What does this tool do?
This tool converts SVGs into Data URLs — a form compatible for use in CSS and HTML
elements. The output is both minimal in size and backwards compatible with to
The output can be used in the following CSS properties:
It can also be used as the source for html images:
This tool also performs some optimisations specific to encoded SVGs.
note - it doesn't perform any other minification or optimisations. You should optimise your svg using a tool like svgomg before you encode it.
Converts double quotes wrapping attribute values to single quotes
attribute='value' — url encoding doesn't allow for double quotes — which then need to be escaped — resulting in a larger size.
This saves four bytes per attribute — as in percent encoding they'd need to be written as
Percent-encodes only necessary characters
Officially, lots of characters are not allowed in Data URLs — but practically this isn't the case for encoding SVGs in Data URLs.
Complete information on allowed and disallowed characters can be found by reading the long and boring RFC 3986. One of the options above has a fully spec compliant output in case this is necessary.
But for most use cases, you can save a lot of data, by just percent-encoding the following characters:
Swaps some hex colors to their CSS named equivalents.
When percent-encoding an SVG the
# symbol that precedes hex colors gets converted to
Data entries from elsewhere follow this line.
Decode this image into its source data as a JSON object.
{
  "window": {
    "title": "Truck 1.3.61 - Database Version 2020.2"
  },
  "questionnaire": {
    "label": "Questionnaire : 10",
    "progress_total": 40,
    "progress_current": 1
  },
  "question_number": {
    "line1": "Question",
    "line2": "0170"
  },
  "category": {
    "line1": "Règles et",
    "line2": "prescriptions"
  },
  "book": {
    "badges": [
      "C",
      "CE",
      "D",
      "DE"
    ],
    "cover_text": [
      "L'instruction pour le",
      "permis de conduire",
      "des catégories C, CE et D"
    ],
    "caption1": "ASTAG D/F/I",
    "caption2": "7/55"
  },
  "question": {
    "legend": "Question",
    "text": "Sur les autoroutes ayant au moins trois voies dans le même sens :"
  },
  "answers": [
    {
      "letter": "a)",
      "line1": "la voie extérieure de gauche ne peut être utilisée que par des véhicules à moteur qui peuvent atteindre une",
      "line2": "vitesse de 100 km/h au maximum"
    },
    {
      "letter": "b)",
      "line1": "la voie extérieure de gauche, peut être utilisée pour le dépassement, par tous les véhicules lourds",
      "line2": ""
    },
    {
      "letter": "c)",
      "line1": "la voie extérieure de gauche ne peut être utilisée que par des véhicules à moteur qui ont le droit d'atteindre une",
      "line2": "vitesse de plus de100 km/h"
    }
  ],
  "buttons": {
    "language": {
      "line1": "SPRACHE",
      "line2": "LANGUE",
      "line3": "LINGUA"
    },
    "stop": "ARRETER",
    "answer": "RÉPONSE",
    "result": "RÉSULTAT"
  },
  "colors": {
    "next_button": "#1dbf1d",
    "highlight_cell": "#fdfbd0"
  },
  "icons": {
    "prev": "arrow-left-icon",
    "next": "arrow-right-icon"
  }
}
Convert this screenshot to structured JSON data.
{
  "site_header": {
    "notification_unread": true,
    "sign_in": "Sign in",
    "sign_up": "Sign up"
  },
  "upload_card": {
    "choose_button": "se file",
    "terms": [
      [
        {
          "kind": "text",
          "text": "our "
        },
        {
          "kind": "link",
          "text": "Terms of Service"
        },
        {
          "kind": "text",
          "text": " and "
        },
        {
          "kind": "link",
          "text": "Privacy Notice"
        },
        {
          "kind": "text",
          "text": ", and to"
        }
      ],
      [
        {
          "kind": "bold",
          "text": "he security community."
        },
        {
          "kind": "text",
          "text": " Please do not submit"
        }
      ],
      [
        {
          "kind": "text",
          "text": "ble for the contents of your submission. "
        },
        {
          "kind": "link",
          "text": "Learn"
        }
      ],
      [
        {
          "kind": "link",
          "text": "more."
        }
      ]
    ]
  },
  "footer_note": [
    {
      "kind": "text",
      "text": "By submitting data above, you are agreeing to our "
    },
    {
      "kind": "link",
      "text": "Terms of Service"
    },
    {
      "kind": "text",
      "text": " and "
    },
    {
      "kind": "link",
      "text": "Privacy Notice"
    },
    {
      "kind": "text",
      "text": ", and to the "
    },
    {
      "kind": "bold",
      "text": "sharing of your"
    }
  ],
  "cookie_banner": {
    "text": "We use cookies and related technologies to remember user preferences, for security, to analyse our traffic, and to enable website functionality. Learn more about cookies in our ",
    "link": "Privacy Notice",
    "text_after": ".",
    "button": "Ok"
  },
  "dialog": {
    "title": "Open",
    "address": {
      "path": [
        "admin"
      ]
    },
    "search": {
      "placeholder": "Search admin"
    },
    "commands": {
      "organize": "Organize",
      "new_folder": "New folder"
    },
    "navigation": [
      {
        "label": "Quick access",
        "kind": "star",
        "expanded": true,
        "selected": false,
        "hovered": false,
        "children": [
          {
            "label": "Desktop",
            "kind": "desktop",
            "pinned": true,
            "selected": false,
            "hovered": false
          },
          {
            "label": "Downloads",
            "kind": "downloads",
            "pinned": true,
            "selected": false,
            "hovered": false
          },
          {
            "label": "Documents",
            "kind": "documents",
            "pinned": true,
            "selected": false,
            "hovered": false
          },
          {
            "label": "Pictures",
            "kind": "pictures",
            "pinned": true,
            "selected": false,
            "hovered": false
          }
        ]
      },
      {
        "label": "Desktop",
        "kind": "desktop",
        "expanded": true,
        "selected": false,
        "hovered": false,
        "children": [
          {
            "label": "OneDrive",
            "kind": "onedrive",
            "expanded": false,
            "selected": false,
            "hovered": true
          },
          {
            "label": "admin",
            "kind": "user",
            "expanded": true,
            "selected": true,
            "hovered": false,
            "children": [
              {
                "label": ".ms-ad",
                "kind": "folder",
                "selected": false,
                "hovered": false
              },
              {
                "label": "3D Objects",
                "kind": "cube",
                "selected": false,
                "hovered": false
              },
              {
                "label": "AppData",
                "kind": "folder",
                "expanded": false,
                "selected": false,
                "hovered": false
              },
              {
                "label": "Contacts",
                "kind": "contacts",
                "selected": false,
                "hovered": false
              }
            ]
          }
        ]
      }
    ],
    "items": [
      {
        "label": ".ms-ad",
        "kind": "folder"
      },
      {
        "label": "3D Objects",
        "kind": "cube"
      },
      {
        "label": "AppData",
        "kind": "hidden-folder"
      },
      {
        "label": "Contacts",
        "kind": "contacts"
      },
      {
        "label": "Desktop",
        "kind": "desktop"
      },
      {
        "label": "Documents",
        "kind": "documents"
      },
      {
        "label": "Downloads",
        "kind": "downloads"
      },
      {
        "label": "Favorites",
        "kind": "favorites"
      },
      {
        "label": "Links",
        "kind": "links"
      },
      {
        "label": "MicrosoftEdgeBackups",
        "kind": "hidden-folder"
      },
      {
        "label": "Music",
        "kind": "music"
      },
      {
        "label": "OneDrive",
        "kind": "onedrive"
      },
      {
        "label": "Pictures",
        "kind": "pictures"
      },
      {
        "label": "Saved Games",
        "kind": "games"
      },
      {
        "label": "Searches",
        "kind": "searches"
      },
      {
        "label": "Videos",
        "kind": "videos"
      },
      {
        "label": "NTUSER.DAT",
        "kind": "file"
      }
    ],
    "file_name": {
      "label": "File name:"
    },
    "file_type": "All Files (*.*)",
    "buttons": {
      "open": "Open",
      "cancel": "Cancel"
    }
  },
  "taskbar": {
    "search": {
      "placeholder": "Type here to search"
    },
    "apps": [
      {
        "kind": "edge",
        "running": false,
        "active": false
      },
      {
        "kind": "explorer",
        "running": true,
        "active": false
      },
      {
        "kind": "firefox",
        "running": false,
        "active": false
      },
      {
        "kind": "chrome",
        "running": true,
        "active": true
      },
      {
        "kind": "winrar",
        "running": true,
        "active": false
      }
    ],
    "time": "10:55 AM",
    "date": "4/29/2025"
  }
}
%23 making some colors longer than their named equivalents.
%23fff and would be better off written as
This idea and some of the code has been copied from mini-svg-data-uri.
It's under an MIT license. I'm supposed to paste the whole license on this page — but in the spirit of the software itself — I'll save data by just saying — Thank you, Taylor Hunt!
Lowercases percent encoded hex pairs
Percent-encoded hex pairs are not case sensitive —
%2A can be written as
%2a. This helps with text compression as lowercase letters are more common that uppercase letters. It saves a few bytes.
Removes useless whitespace.
While slightly outside the scope of the tool — as this would also be done by
svgomg — it just makes using the tool a lot more practical.
xmlns:xlink='http://www.w3.org/1999/xlink' was required for SVGs using
xlink attributes are no longer supported, but this link often finds itself at the beginning of SVGs. This tool removes it.
version='1.1' is recommended for all
xml — but in practice is not required. This tool removes it if it is present.
xmlns attribute if missing.
SVGs inlined in HTML don't need the
xmlns='http://www.w3.org/2000/svg' — but in a data URL they do.
This tool adds it if it is missing.